• YOUR ASSIGNMENT: The lines below that include the word "Strg" are to be reported.

• INPUT DATA:
-----

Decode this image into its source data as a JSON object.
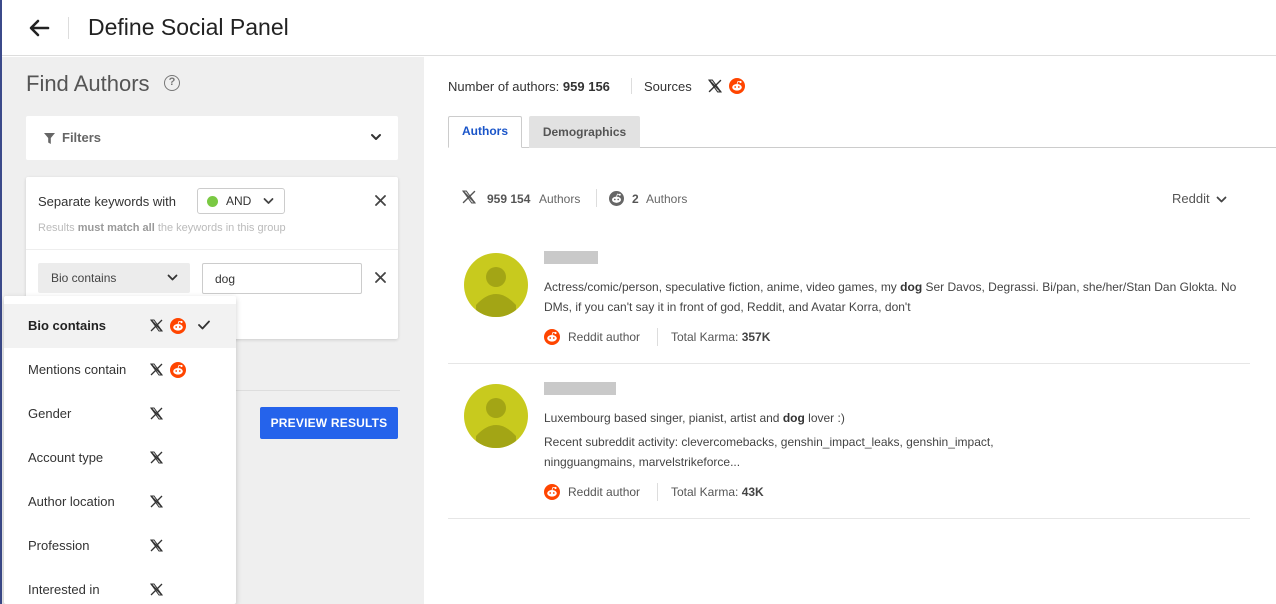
{
  "header": {
    "title": "Define Social Panel"
  },
  "left": {
    "title": "Find Authors",
    "filters_label": "Filters",
    "group": {
      "separate_label": "Separate keywords with",
      "operator": "AND",
      "hint_prefix": "Results ",
      "hint_bold": "must match all",
      "hint_suffix": " the keywords in this group",
      "field_selected": "Bio contains",
      "keyword_value": "dog",
      "keyword_placeholder": ""
    },
    "preview_button": "PREVIEW RESULTS",
    "menu": [
      {
        "label": "Bio contains",
        "sources": [
          "x",
          "reddit"
        ],
        "selected": true
      },
      {
        "label": "Mentions contain",
        "sources": [
          "x",
          "reddit"
        ],
        "selected": false
      },
      {
        "label": "Gender",
        "sources": [
          "x"
        ],
        "selected": false
      },
      {
        "label": "Account type",
        "sources": [
          "x"
        ],
        "selected": false
      },
      {
        "label": "Author location",
        "sources": [
          "x"
        ],
        "selected": false
      },
      {
        "label": "Profession",
        "sources": [
          "x"
        ],
        "selected": false
      },
      {
        "label": "Interested in",
        "sources": [
          "x"
        ],
        "selected": false
      }
    ]
  },
  "right": {
    "num_authors_label": "Number of authors:",
    "num_authors_value": "959 156",
    "sources_label": "Sources",
    "tabs": [
      {
        "label": "Authors",
        "active": true
      },
      {
        "label": "Demographics",
        "active": false
      }
    ],
    "stats": {
      "x_count": "959 154",
      "x_label": "Authors",
      "reddit_count": "2",
      "reddit_label": "Authors"
    },
    "source_filter": "Reddit",
    "authors": [
      {
        "bio_parts": [
          "Actress/comic/person, speculative fiction, anime, video games, my ",
          "dog",
          " Ser Davos, Degrassi. Bi/pan, she/her/Stan Dan Glokta. No DMs, if you can't say it in front of god, Reddit, and Avatar Korra, don't"
        ],
        "activity": "",
        "source_label": "Reddit author",
        "karma_label": "Total Karma:",
        "karma_value": "357K"
      },
      {
        "bio_parts": [
          "Luxembourg based singer, pianist, artist and ",
          "dog",
          " lover :)"
        ],
        "activity": "Recent subreddit activity: clevercomebacks, genshin_impact_leaks, genshin_impact, ningguangmains, marvelstrikeforce...",
        "source_label": "Reddit author",
        "karma_label": "Total Karma:",
        "karma_value": "43K"
      }
    ]
  },
  "colors": {
    "accent": "#2563eb",
    "reddit": "#ff4500",
    "avatar": "#c8ca1e",
    "and_dot": "#7ac943"
  }
}
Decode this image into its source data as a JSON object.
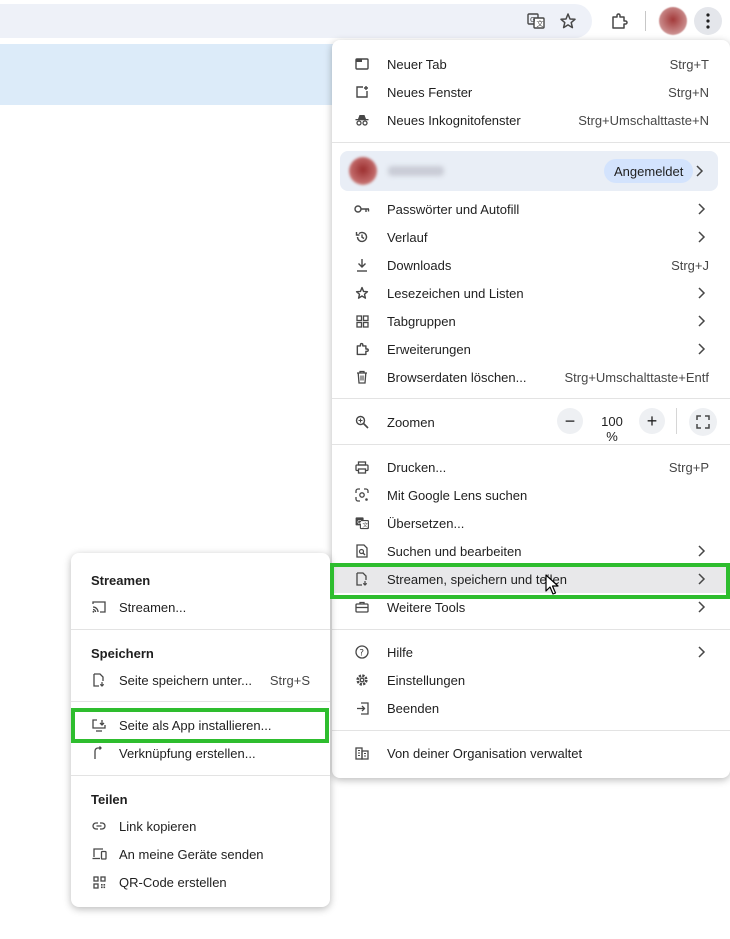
{
  "menu": {
    "items": [
      {
        "label": "Neuer Tab",
        "shortcut": "Strg+T",
        "icon": "new-tab-icon"
      },
      {
        "label": "Neues Fenster",
        "shortcut": "Strg+N",
        "icon": "new-window-icon"
      },
      {
        "label": "Neues Inkognitofenster",
        "shortcut": "Strg+Umschalttaste+N",
        "icon": "incognito-icon"
      }
    ],
    "profile": {
      "status": "Angemeldet"
    },
    "items2": [
      {
        "label": "Passwörter und Autofill",
        "icon": "key-icon"
      },
      {
        "label": "Verlauf",
        "icon": "history-icon"
      },
      {
        "label": "Downloads",
        "shortcut": "Strg+J",
        "icon": "download-icon"
      },
      {
        "label": "Lesezeichen und Listen",
        "icon": "star-icon"
      },
      {
        "label": "Tabgruppen",
        "icon": "tab-groups-icon"
      },
      {
        "label": "Erweiterungen",
        "icon": "extensions-icon"
      },
      {
        "label": "Browserdaten löschen...",
        "shortcut": "Strg+Umschalttaste+Entf",
        "icon": "trash-icon"
      }
    ],
    "zoom": {
      "label": "Zoomen",
      "value": "100 %",
      "minus": "−",
      "plus": "+"
    },
    "items3": [
      {
        "label": "Drucken...",
        "shortcut": "Strg+P",
        "icon": "print-icon"
      },
      {
        "label": "Mit Google Lens suchen",
        "icon": "lens-icon"
      },
      {
        "label": "Übersetzen...",
        "icon": "translate-icon"
      },
      {
        "label": "Suchen und bearbeiten",
        "icon": "find-icon"
      },
      {
        "label": "Streamen, speichern und teilen",
        "icon": "cast-save-icon"
      },
      {
        "label": "Weitere Tools",
        "icon": "toolbox-icon"
      }
    ],
    "items4": [
      {
        "label": "Hilfe",
        "icon": "help-icon"
      },
      {
        "label": "Einstellungen",
        "icon": "gear-icon"
      },
      {
        "label": "Beenden",
        "icon": "exit-icon"
      }
    ],
    "managed": {
      "label": "Von deiner Organisation verwaltet",
      "icon": "building-icon"
    }
  },
  "submenu": {
    "stream_header": "Streamen",
    "stream_item": "Streamen...",
    "save_header": "Speichern",
    "save_page": "Seite speichern unter...",
    "save_page_shortcut": "Strg+S",
    "install_app": "Seite als App installieren...",
    "create_shortcut": "Verknüpfung erstellen...",
    "share_header": "Teilen",
    "copy_link": "Link kopieren",
    "send_devices": "An meine Geräte senden",
    "qr_code": "QR-Code erstellen"
  },
  "colors": {
    "highlight": "#2ebd2e",
    "badge": "#d3e3fd"
  }
}
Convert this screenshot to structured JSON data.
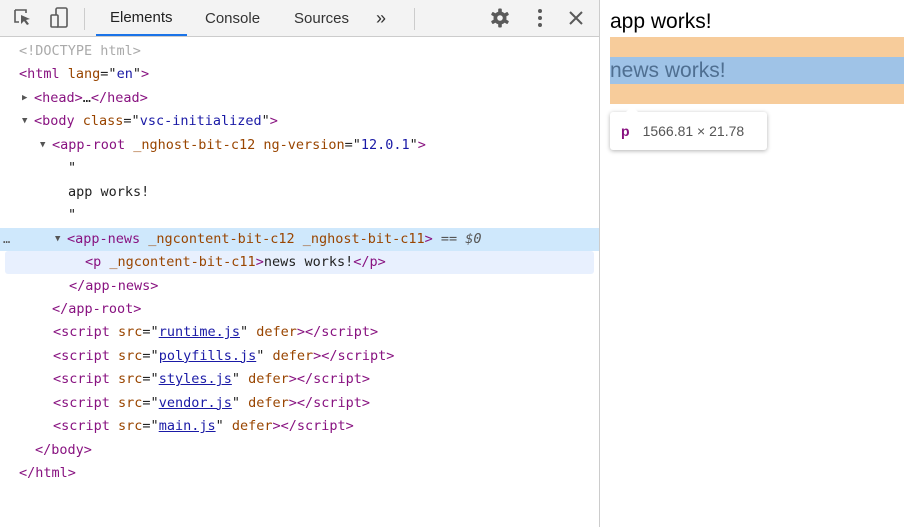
{
  "toolbar": {
    "tabs": [
      {
        "label": "Elements",
        "active": true
      },
      {
        "label": "Console"
      },
      {
        "label": "Sources"
      }
    ],
    "more": "»",
    "icons": [
      "inspect-icon",
      "device-toggle-icon",
      "settings-icon",
      "more-vert-icon",
      "close-icon"
    ]
  },
  "tree": [
    {
      "indent": 19,
      "tokens": [
        {
          "c": "doc",
          "t": "<!DOCTYPE html>"
        }
      ]
    },
    {
      "indent": 19,
      "tokens": [
        {
          "c": "tag",
          "t": "<html "
        },
        {
          "c": "attr",
          "t": "lang"
        },
        {
          "c": "punct",
          "t": "=\""
        },
        {
          "c": "val",
          "t": "en"
        },
        {
          "c": "punct",
          "t": "\""
        },
        {
          "c": "tag",
          "t": ">"
        }
      ]
    },
    {
      "indent": 34,
      "arrow": "▶",
      "tokens": [
        {
          "c": "tag",
          "t": "<head>"
        },
        {
          "c": "punct",
          "t": "…"
        },
        {
          "c": "tag",
          "t": "</head>"
        }
      ]
    },
    {
      "indent": 34,
      "arrow": "▼",
      "tokens": [
        {
          "c": "tag",
          "t": "<body "
        },
        {
          "c": "attr",
          "t": "class"
        },
        {
          "c": "punct",
          "t": "=\""
        },
        {
          "c": "val",
          "t": "vsc-initialized"
        },
        {
          "c": "punct",
          "t": "\""
        },
        {
          "c": "tag",
          "t": ">"
        }
      ]
    },
    {
      "indent": 52,
      "arrow": "▼",
      "tokens": [
        {
          "c": "tag",
          "t": "<app-root "
        },
        {
          "c": "attr",
          "t": "_nghost-bit-c12 ng-version"
        },
        {
          "c": "punct",
          "t": "=\""
        },
        {
          "c": "val",
          "t": "12.0.1"
        },
        {
          "c": "punct",
          "t": "\""
        },
        {
          "c": "tag",
          "t": ">"
        }
      ]
    },
    {
      "indent": 68,
      "tokens": [
        {
          "c": "text",
          "t": "\""
        }
      ]
    },
    {
      "indent": 68,
      "tokens": [
        {
          "c": "text",
          "t": "app works!"
        }
      ]
    },
    {
      "indent": 68,
      "tokens": [
        {
          "c": "text",
          "t": "\""
        }
      ]
    },
    {
      "indent": 67,
      "arrow": "▼",
      "selected": true,
      "tokens": [
        {
          "c": "tag",
          "t": "<app-news "
        },
        {
          "c": "attr",
          "t": "_ngcontent-bit-c12 _nghost-bit-c11"
        },
        {
          "c": "tag",
          "t": ">"
        },
        {
          "c": "eq",
          "t": " == $0"
        }
      ]
    },
    {
      "indent": 85,
      "hover": true,
      "tokens": [
        {
          "c": "tag",
          "t": "<p "
        },
        {
          "c": "attr",
          "t": "_ngcontent-bit-c11"
        },
        {
          "c": "tag",
          "t": ">"
        },
        {
          "c": "text",
          "t": "news works!"
        },
        {
          "c": "tag",
          "t": "</p>"
        }
      ]
    },
    {
      "indent": 69,
      "tokens": [
        {
          "c": "tag",
          "t": "</app-news>"
        }
      ]
    },
    {
      "indent": 52,
      "tokens": [
        {
          "c": "tag",
          "t": "</app-root>"
        }
      ]
    },
    {
      "indent": 53,
      "tokens": [
        {
          "c": "tag",
          "t": "<script "
        },
        {
          "c": "attr",
          "t": "src"
        },
        {
          "c": "punct",
          "t": "=\""
        },
        {
          "c": "link",
          "t": "runtime.js"
        },
        {
          "c": "punct",
          "t": "\" "
        },
        {
          "c": "attr",
          "t": "defer"
        },
        {
          "c": "tag",
          "t": "></script>"
        }
      ]
    },
    {
      "indent": 53,
      "tokens": [
        {
          "c": "tag",
          "t": "<script "
        },
        {
          "c": "attr",
          "t": "src"
        },
        {
          "c": "punct",
          "t": "=\""
        },
        {
          "c": "link",
          "t": "polyfills.js"
        },
        {
          "c": "punct",
          "t": "\" "
        },
        {
          "c": "attr",
          "t": "defer"
        },
        {
          "c": "tag",
          "t": "></script>"
        }
      ]
    },
    {
      "indent": 53,
      "tokens": [
        {
          "c": "tag",
          "t": "<script "
        },
        {
          "c": "attr",
          "t": "src"
        },
        {
          "c": "punct",
          "t": "=\""
        },
        {
          "c": "link",
          "t": "styles.js"
        },
        {
          "c": "punct",
          "t": "\" "
        },
        {
          "c": "attr",
          "t": "defer"
        },
        {
          "c": "tag",
          "t": "></script>"
        }
      ]
    },
    {
      "indent": 53,
      "tokens": [
        {
          "c": "tag",
          "t": "<script "
        },
        {
          "c": "attr",
          "t": "src"
        },
        {
          "c": "punct",
          "t": "=\""
        },
        {
          "c": "link",
          "t": "vendor.js"
        },
        {
          "c": "punct",
          "t": "\" "
        },
        {
          "c": "attr",
          "t": "defer"
        },
        {
          "c": "tag",
          "t": "></script>"
        }
      ]
    },
    {
      "indent": 53,
      "tokens": [
        {
          "c": "tag",
          "t": "<script "
        },
        {
          "c": "attr",
          "t": "src"
        },
        {
          "c": "punct",
          "t": "=\""
        },
        {
          "c": "link",
          "t": "main.js"
        },
        {
          "c": "punct",
          "t": "\" "
        },
        {
          "c": "attr",
          "t": "defer"
        },
        {
          "c": "tag",
          "t": "></script>"
        }
      ]
    },
    {
      "indent": 35,
      "tokens": [
        {
          "c": "tag",
          "t": "</body>"
        }
      ]
    },
    {
      "indent": 19,
      "tokens": [
        {
          "c": "tag",
          "t": "</html>"
        }
      ]
    }
  ],
  "selected_dots": "…",
  "page": {
    "app_text": "app works!",
    "news_text": "news works!",
    "tooltip": {
      "tag": "p",
      "size": "1566.81 × 21.78"
    }
  },
  "colors": {
    "margin": "#f7cc9b",
    "content": "#9fc3e7",
    "accent": "#1a73e8"
  }
}
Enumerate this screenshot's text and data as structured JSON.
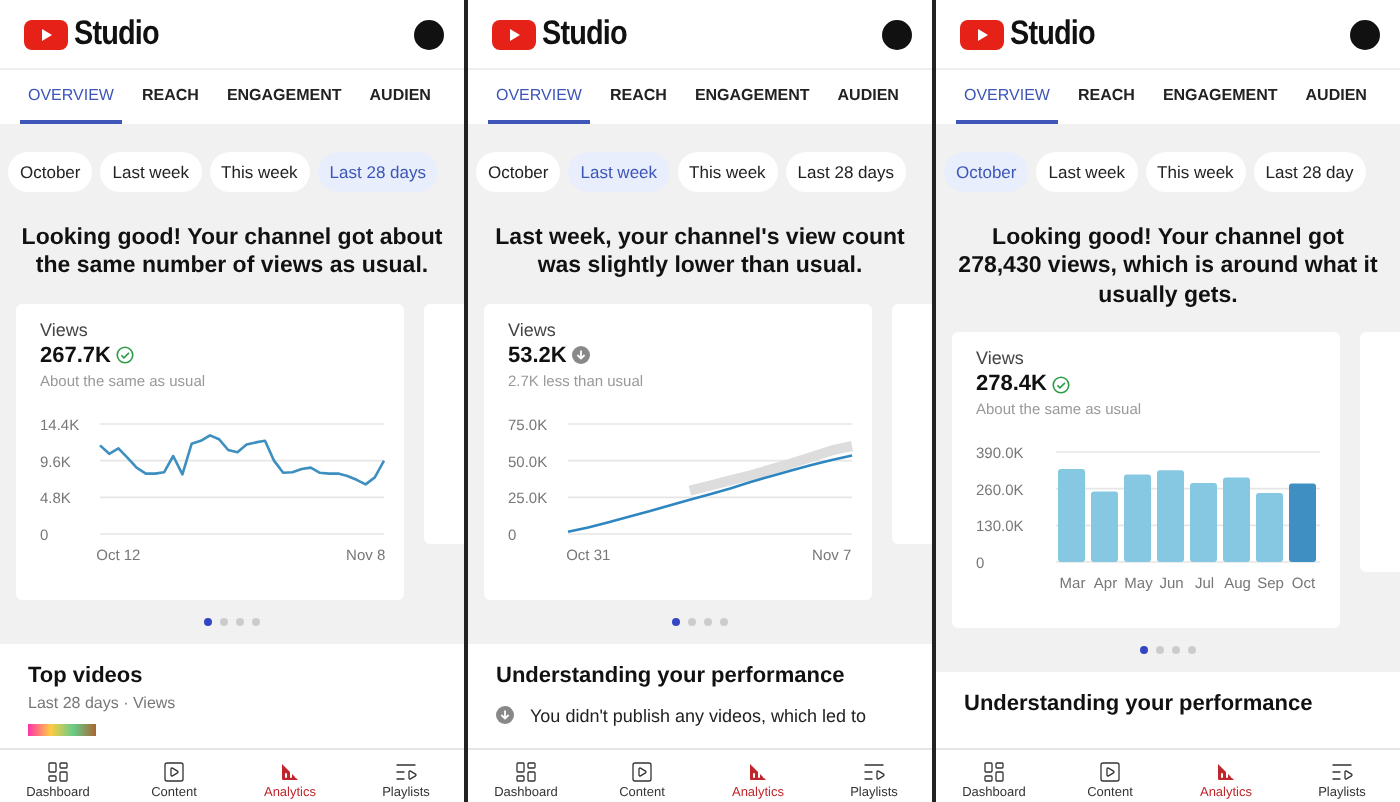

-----

• OUTPUT OF THE EXERCISE:
        "shortcut": "Strg+T",
        "shortcut": "Strg+N",
        "shortcut": "Strg+Umschalttaste+N",
        "shortcut": "Strg+J",
        "shortcut": "Strg+Umschalttaste+Entf",
        "shortcut": "Strg+P",
    "save_page_shortcut": "Strg+S",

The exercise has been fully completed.